Scan the material that follows. Copy every line containing the word "Arizona".

Start of DATA LISTING

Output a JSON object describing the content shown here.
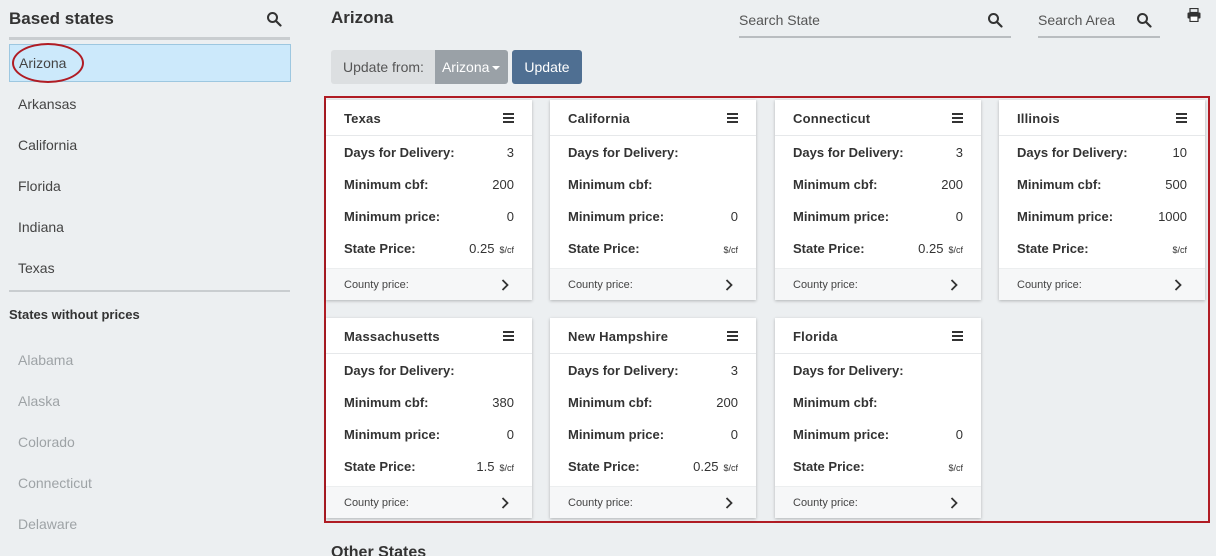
{
  "sidebar": {
    "title": "Based states",
    "based_states": [
      "Arizona",
      "Arkansas",
      "California",
      "Florida",
      "Indiana",
      "Texas"
    ],
    "active_state": "Arizona",
    "subtitle": "States without prices",
    "states_without_prices": [
      "Alabama",
      "Alaska",
      "Colorado",
      "Connecticut",
      "Delaware"
    ]
  },
  "main": {
    "title": "Arizona",
    "search_state_placeholder": "Search State",
    "search_area_placeholder": "Search Area",
    "update_from_label": "Update from:",
    "update_from_value": "Arizona",
    "update_button": "Update",
    "other_states_heading": "Other States"
  },
  "labels": {
    "days": "Days for Delivery:",
    "min_cbf": "Minimum cbf:",
    "min_price": "Minimum price:",
    "state_price": "State Price:",
    "unit": "$/cf",
    "county_price": "County price:"
  },
  "cards": [
    {
      "state": "Texas",
      "days": "3",
      "min_cbf": "200",
      "min_price": "0",
      "state_price": "0.25"
    },
    {
      "state": "California",
      "days": "",
      "min_cbf": "",
      "min_price": "0",
      "state_price": ""
    },
    {
      "state": "Connecticut",
      "days": "3",
      "min_cbf": "200",
      "min_price": "0",
      "state_price": "0.25"
    },
    {
      "state": "Illinois",
      "days": "10",
      "min_cbf": "500",
      "min_price": "1000",
      "state_price": ""
    },
    {
      "state": "Massachusetts",
      "days": "",
      "min_cbf": "380",
      "min_price": "0",
      "state_price": "1.5"
    },
    {
      "state": "New Hampshire",
      "days": "3",
      "min_cbf": "200",
      "min_price": "0",
      "state_price": "0.25"
    },
    {
      "state": "Florida",
      "days": "",
      "min_cbf": "",
      "min_price": "0",
      "state_price": ""
    }
  ],
  "colors": {
    "accent_red": "#b01c24",
    "active_bg": "#cce9fb",
    "update_button": "#4f6f92",
    "select_bg": "#9aa1a7"
  },
  "icons": {
    "search": "search-icon",
    "print": "print-icon",
    "menu": "hamburger-menu-icon",
    "chevron": "chevron-right-icon"
  }
}
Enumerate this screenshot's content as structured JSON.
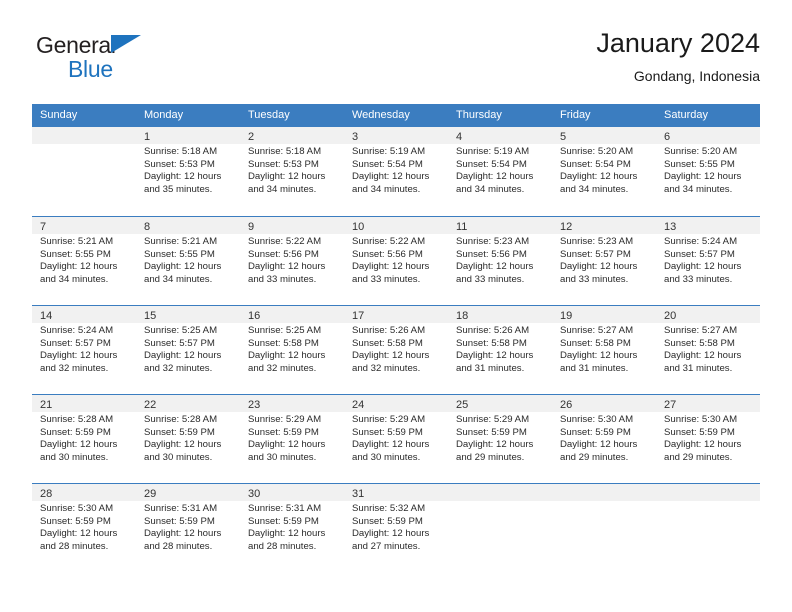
{
  "brand": {
    "name_part1": "General",
    "name_part2": "Blue",
    "triangle_color": "#1e73be"
  },
  "header": {
    "title": "January 2024",
    "subtitle": "Gondang, Indonesia"
  },
  "theme": {
    "header_bg": "#3b7dc0",
    "header_text": "#ffffff",
    "daynum_band": "#f1f1f1",
    "body_text": "#2b2b2b"
  },
  "weekday_headers": [
    "Sunday",
    "Monday",
    "Tuesday",
    "Wednesday",
    "Thursday",
    "Friday",
    "Saturday"
  ],
  "weeks": [
    [
      {
        "day": "",
        "lines": []
      },
      {
        "day": "1",
        "lines": [
          "Sunrise: 5:18 AM",
          "Sunset: 5:53 PM",
          "Daylight: 12 hours",
          "and 35 minutes."
        ]
      },
      {
        "day": "2",
        "lines": [
          "Sunrise: 5:18 AM",
          "Sunset: 5:53 PM",
          "Daylight: 12 hours",
          "and 34 minutes."
        ]
      },
      {
        "day": "3",
        "lines": [
          "Sunrise: 5:19 AM",
          "Sunset: 5:54 PM",
          "Daylight: 12 hours",
          "and 34 minutes."
        ]
      },
      {
        "day": "4",
        "lines": [
          "Sunrise: 5:19 AM",
          "Sunset: 5:54 PM",
          "Daylight: 12 hours",
          "and 34 minutes."
        ]
      },
      {
        "day": "5",
        "lines": [
          "Sunrise: 5:20 AM",
          "Sunset: 5:54 PM",
          "Daylight: 12 hours",
          "and 34 minutes."
        ]
      },
      {
        "day": "6",
        "lines": [
          "Sunrise: 5:20 AM",
          "Sunset: 5:55 PM",
          "Daylight: 12 hours",
          "and 34 minutes."
        ]
      }
    ],
    [
      {
        "day": "7",
        "lines": [
          "Sunrise: 5:21 AM",
          "Sunset: 5:55 PM",
          "Daylight: 12 hours",
          "and 34 minutes."
        ]
      },
      {
        "day": "8",
        "lines": [
          "Sunrise: 5:21 AM",
          "Sunset: 5:55 PM",
          "Daylight: 12 hours",
          "and 34 minutes."
        ]
      },
      {
        "day": "9",
        "lines": [
          "Sunrise: 5:22 AM",
          "Sunset: 5:56 PM",
          "Daylight: 12 hours",
          "and 33 minutes."
        ]
      },
      {
        "day": "10",
        "lines": [
          "Sunrise: 5:22 AM",
          "Sunset: 5:56 PM",
          "Daylight: 12 hours",
          "and 33 minutes."
        ]
      },
      {
        "day": "11",
        "lines": [
          "Sunrise: 5:23 AM",
          "Sunset: 5:56 PM",
          "Daylight: 12 hours",
          "and 33 minutes."
        ]
      },
      {
        "day": "12",
        "lines": [
          "Sunrise: 5:23 AM",
          "Sunset: 5:57 PM",
          "Daylight: 12 hours",
          "and 33 minutes."
        ]
      },
      {
        "day": "13",
        "lines": [
          "Sunrise: 5:24 AM",
          "Sunset: 5:57 PM",
          "Daylight: 12 hours",
          "and 33 minutes."
        ]
      }
    ],
    [
      {
        "day": "14",
        "lines": [
          "Sunrise: 5:24 AM",
          "Sunset: 5:57 PM",
          "Daylight: 12 hours",
          "and 32 minutes."
        ]
      },
      {
        "day": "15",
        "lines": [
          "Sunrise: 5:25 AM",
          "Sunset: 5:57 PM",
          "Daylight: 12 hours",
          "and 32 minutes."
        ]
      },
      {
        "day": "16",
        "lines": [
          "Sunrise: 5:25 AM",
          "Sunset: 5:58 PM",
          "Daylight: 12 hours",
          "and 32 minutes."
        ]
      },
      {
        "day": "17",
        "lines": [
          "Sunrise: 5:26 AM",
          "Sunset: 5:58 PM",
          "Daylight: 12 hours",
          "and 32 minutes."
        ]
      },
      {
        "day": "18",
        "lines": [
          "Sunrise: 5:26 AM",
          "Sunset: 5:58 PM",
          "Daylight: 12 hours",
          "and 31 minutes."
        ]
      },
      {
        "day": "19",
        "lines": [
          "Sunrise: 5:27 AM",
          "Sunset: 5:58 PM",
          "Daylight: 12 hours",
          "and 31 minutes."
        ]
      },
      {
        "day": "20",
        "lines": [
          "Sunrise: 5:27 AM",
          "Sunset: 5:58 PM",
          "Daylight: 12 hours",
          "and 31 minutes."
        ]
      }
    ],
    [
      {
        "day": "21",
        "lines": [
          "Sunrise: 5:28 AM",
          "Sunset: 5:59 PM",
          "Daylight: 12 hours",
          "and 30 minutes."
        ]
      },
      {
        "day": "22",
        "lines": [
          "Sunrise: 5:28 AM",
          "Sunset: 5:59 PM",
          "Daylight: 12 hours",
          "and 30 minutes."
        ]
      },
      {
        "day": "23",
        "lines": [
          "Sunrise: 5:29 AM",
          "Sunset: 5:59 PM",
          "Daylight: 12 hours",
          "and 30 minutes."
        ]
      },
      {
        "day": "24",
        "lines": [
          "Sunrise: 5:29 AM",
          "Sunset: 5:59 PM",
          "Daylight: 12 hours",
          "and 30 minutes."
        ]
      },
      {
        "day": "25",
        "lines": [
          "Sunrise: 5:29 AM",
          "Sunset: 5:59 PM",
          "Daylight: 12 hours",
          "and 29 minutes."
        ]
      },
      {
        "day": "26",
        "lines": [
          "Sunrise: 5:30 AM",
          "Sunset: 5:59 PM",
          "Daylight: 12 hours",
          "and 29 minutes."
        ]
      },
      {
        "day": "27",
        "lines": [
          "Sunrise: 5:30 AM",
          "Sunset: 5:59 PM",
          "Daylight: 12 hours",
          "and 29 minutes."
        ]
      }
    ],
    [
      {
        "day": "28",
        "lines": [
          "Sunrise: 5:30 AM",
          "Sunset: 5:59 PM",
          "Daylight: 12 hours",
          "and 28 minutes."
        ]
      },
      {
        "day": "29",
        "lines": [
          "Sunrise: 5:31 AM",
          "Sunset: 5:59 PM",
          "Daylight: 12 hours",
          "and 28 minutes."
        ]
      },
      {
        "day": "30",
        "lines": [
          "Sunrise: 5:31 AM",
          "Sunset: 5:59 PM",
          "Daylight: 12 hours",
          "and 28 minutes."
        ]
      },
      {
        "day": "31",
        "lines": [
          "Sunrise: 5:32 AM",
          "Sunset: 5:59 PM",
          "Daylight: 12 hours",
          "and 27 minutes."
        ]
      },
      {
        "day": "",
        "lines": []
      },
      {
        "day": "",
        "lines": []
      },
      {
        "day": "",
        "lines": []
      }
    ]
  ]
}
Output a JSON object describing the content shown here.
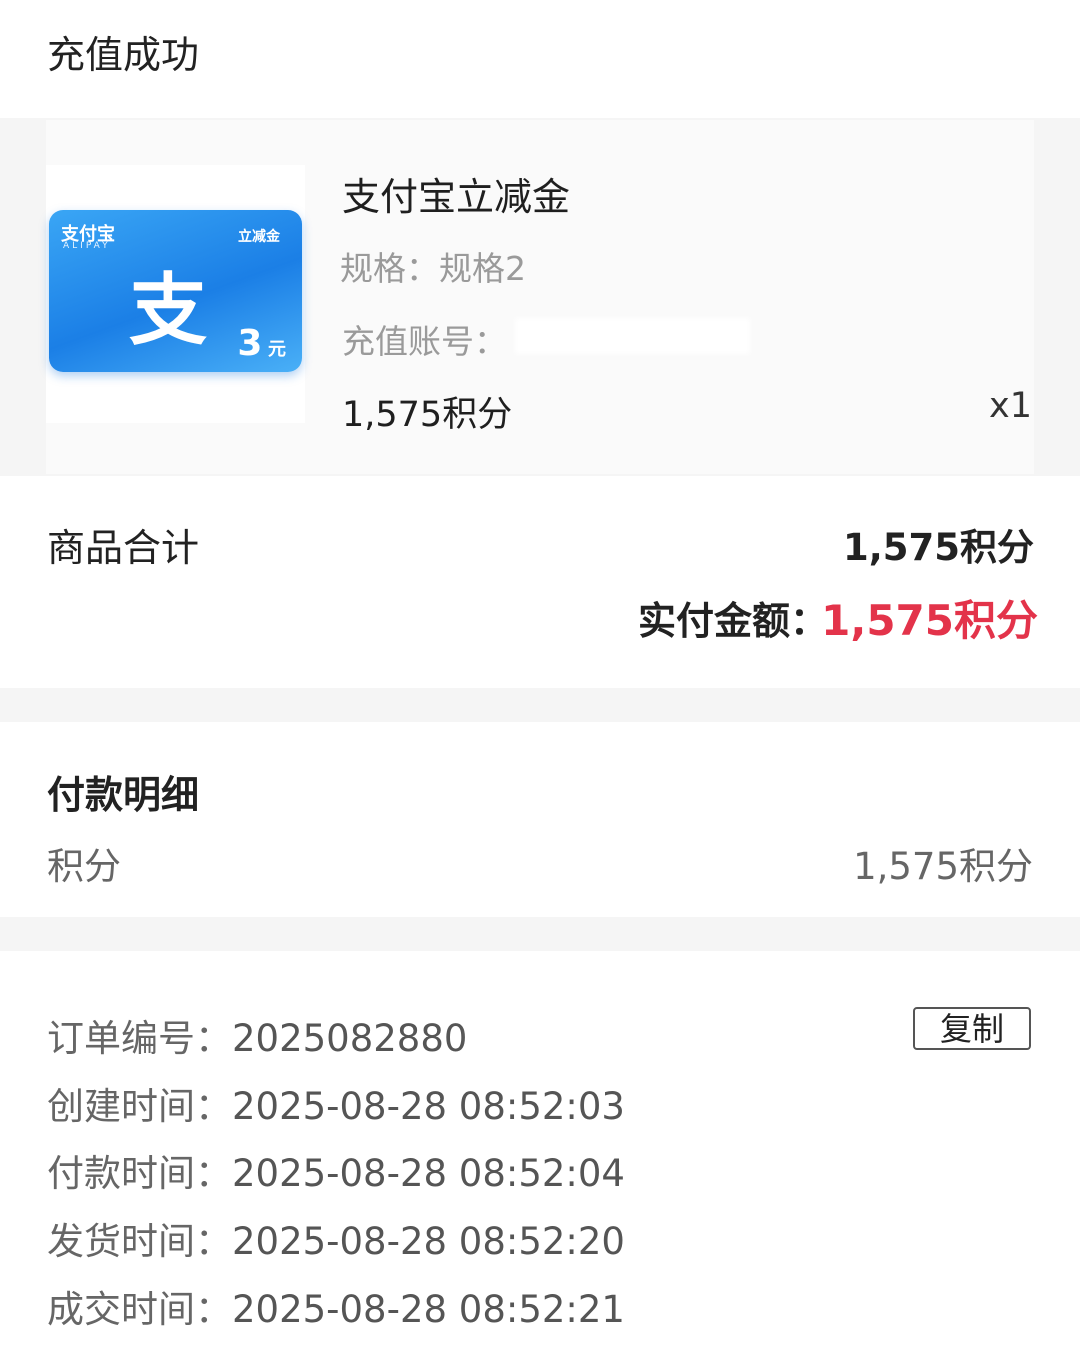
{
  "header": {
    "status": "充值成功"
  },
  "product": {
    "card": {
      "brand_cn": "支付宝",
      "brand_en": "ALIPAY",
      "tag": "立减金",
      "glyph": "支",
      "amount": "3",
      "unit": "元"
    },
    "name": "支付宝立减金",
    "spec": "规格：规格2",
    "account_label": "充值账号：",
    "points": "1,575积分",
    "quantity": "x1"
  },
  "summary": {
    "subtotal_label": "商品合计",
    "subtotal_value": "1,575积分",
    "paid_label": "实付金额：",
    "paid_value": "1,575积分",
    "colors": {
      "paid": "#e3334a"
    }
  },
  "payment_detail": {
    "title": "付款明细",
    "method_label": "积分",
    "method_value": "1,575积分"
  },
  "order_info": {
    "copy_label": "复制",
    "rows": [
      {
        "label": "订单编号：",
        "value": "2025082880"
      },
      {
        "label": "创建时间：",
        "value": "2025-08-28 08:52:03"
      },
      {
        "label": "付款时间：",
        "value": "2025-08-28 08:52:04"
      },
      {
        "label": "发货时间：",
        "value": "2025-08-28 08:52:20"
      },
      {
        "label": "成交时间：",
        "value": "2025-08-28 08:52:21"
      }
    ]
  }
}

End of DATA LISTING

**FINAL ANSWER**
      "Arizona",
    "active_state": "Arizona",
    "title": "Arizona",
    "update_from_value": "Arizona",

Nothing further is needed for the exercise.